25% 18.000000 115.750000 7.400000 72.000000 6.000000 8.000000
50% 31.500000 205.000000 9.700000 79.000000 7.000000 16.000000
75% 63.250000 258.750000 11.500000 85.000000 8.000000 23.000000
max 168.000000 334.000000 20.700000 97.000000 9.000000 31.000000

List the first five rows of the DataFrame:

In [117]:
df_1.head()

Out[117]:
Ozone Solar.R Wind Temp Month Day
0 41 190 7.4 67 5 1
1 36 118 8.0 72 5 2
2 12 149 12.6 74 5 3
3 18 313 11.5 62 5 4
4 NaN NaN 14.3 56 5 5

### Writing¶

Create a copy of the CSV file, encoded in UTF-8 and hiding the index and header labels:

In [118]:
df_1.to_csv('../data/ozone_copy.csv',
encoding='utf-8',
index=False,


View the data directory:

In [119]:
!ls -l ../data/

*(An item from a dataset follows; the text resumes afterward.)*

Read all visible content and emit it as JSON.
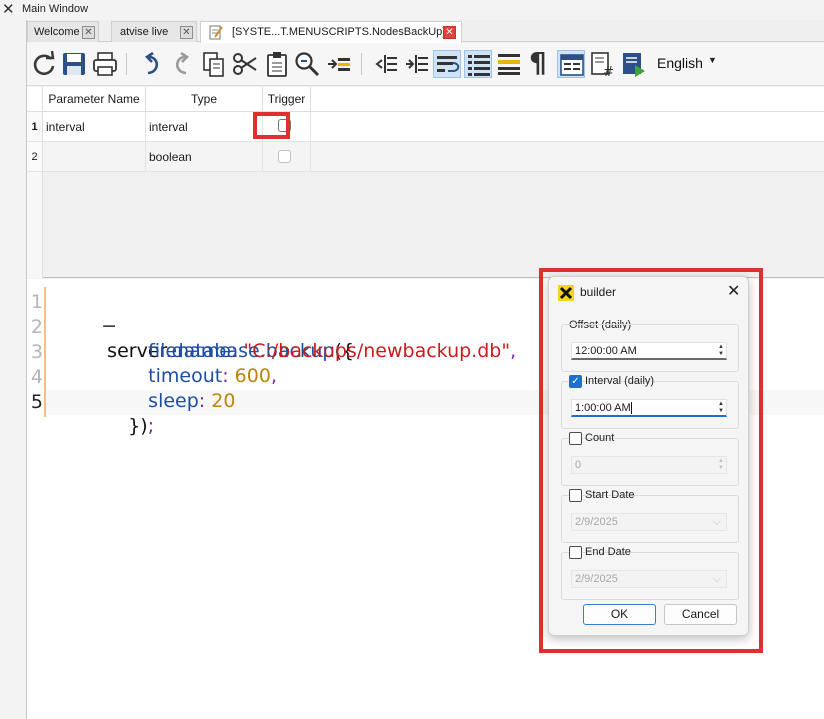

total 1016
-rw-r--r--   1 donnemartin  staff  437903 Jul  7  2015 churn.csv
-rwxr-xr-x   1 donnemartin  staff   72050 Jul  7  2015 confusion_matrix.png
-rw-r--r--   1 donnemartin  staff    2902 Jul  7  2015 ozone.csv
-rw-r--r--   1 donnemartin  staff    3324 Apr  1 07:18 ozone_copy.csv
drwxr-xr-x  10 donnemartin  staff     340 Jul  7  2015 titanic